And then there was Shawn and Christina. I have no idea what their marriage was like, so I will not even wager a guess. But I looked at Shawn yesterday, and I thought about what I know–of all the time he took off from work to care for his wife, each and every doctor’s appointment and chemo and radiation treatment to which he accompanied her, most times, if I’m right, taking their son, too. I think of the co-workers who donated their leave time so he could be with her. He shaved the hair off of his head when they took hers, too. I see a man Christina raved about, worried about, loved absolutely, and I see a father who’s so obviously a rock to their son while dealing with unimaginable pain. Christina’s sister-in-law told those of us gathered yesterday that Shawn embodied his sacred vows in the way he cared for her and loved her in such a horrible test of their devotion. And I saw him sitting there, in the front corner of the pew always reserved for the closest family member, holding their son, and I just. I don’t know. I’m not going to go tell you to go hug your spouse, or look at her with new eyes, or anything like that, because, really.
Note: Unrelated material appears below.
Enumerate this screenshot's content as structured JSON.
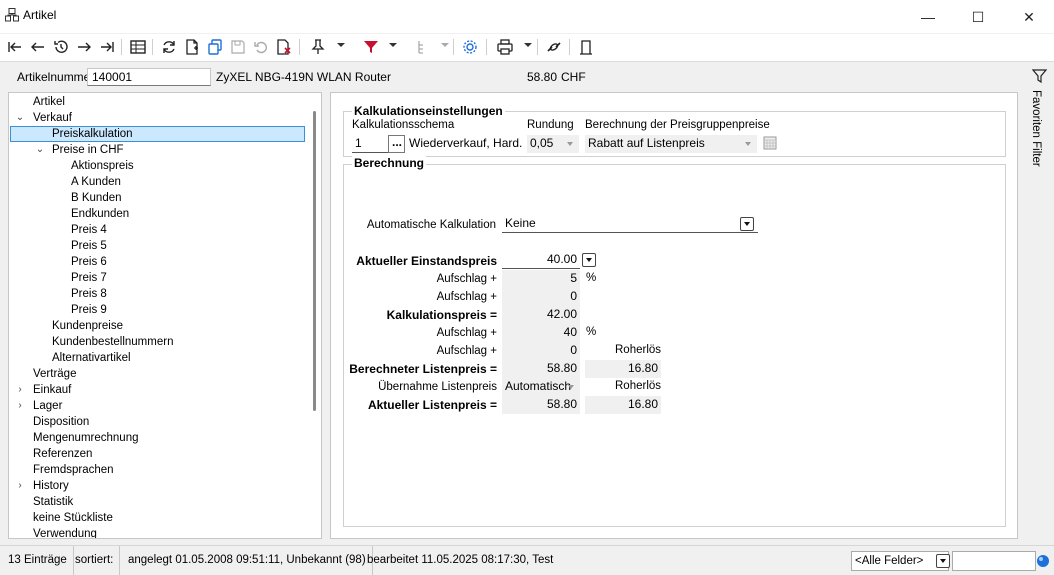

David and I got into a silly spat about cell phones in the car on the way home, not an hour after we’d left the luncheon, because that’s how it rolls sometimes. I’m not in any place to spread platitudes. But. Shawn goes home tonight, and wakes tomorrow, and the day after that, because he has to. He will be determined that his son know about his mom. He will want to talk about her, he will need to remember her, he will have to live without her. The mind goes there, because it has to, whether it wants to or not.
Some of you have asked me how you can help. A fund has been set up for Christina and Shawn’s son through their local credit union. If you’d like to contribute, you may send a donation in the name of Shawn Edward Heinlein, Jr. to 239 Kensington Parkway, Abingdon, MD 21009. Please send me an email at onevignette(at)gmail(dot)com if you want more specific info.
You, my dear friends who read this, are wonderful people. Most of you know that already (no? You should), but you seriously are wonderful, and if Shawn or his or Christina’s family is reading this, I hope they know how many, many people they don’t know have them in their prayers right now, have been in tears talking about them with their own families, have been going to bed at night thinking about them. It’s a lot. Christina has done by 34 what most of us wish we can accomplish in our lives: she’s led by example. And Shawn, I think you’re a part of that.
Marriage made me a hypocrite. Motherhood has made me such an even bigger one, I’ve turned into a hippo-crite (get it?! Because hippos are huuuge?). I’ve always been of the I-am-woman-hear-me-roar variety. I used to be quite proud of myself when I could shovel six …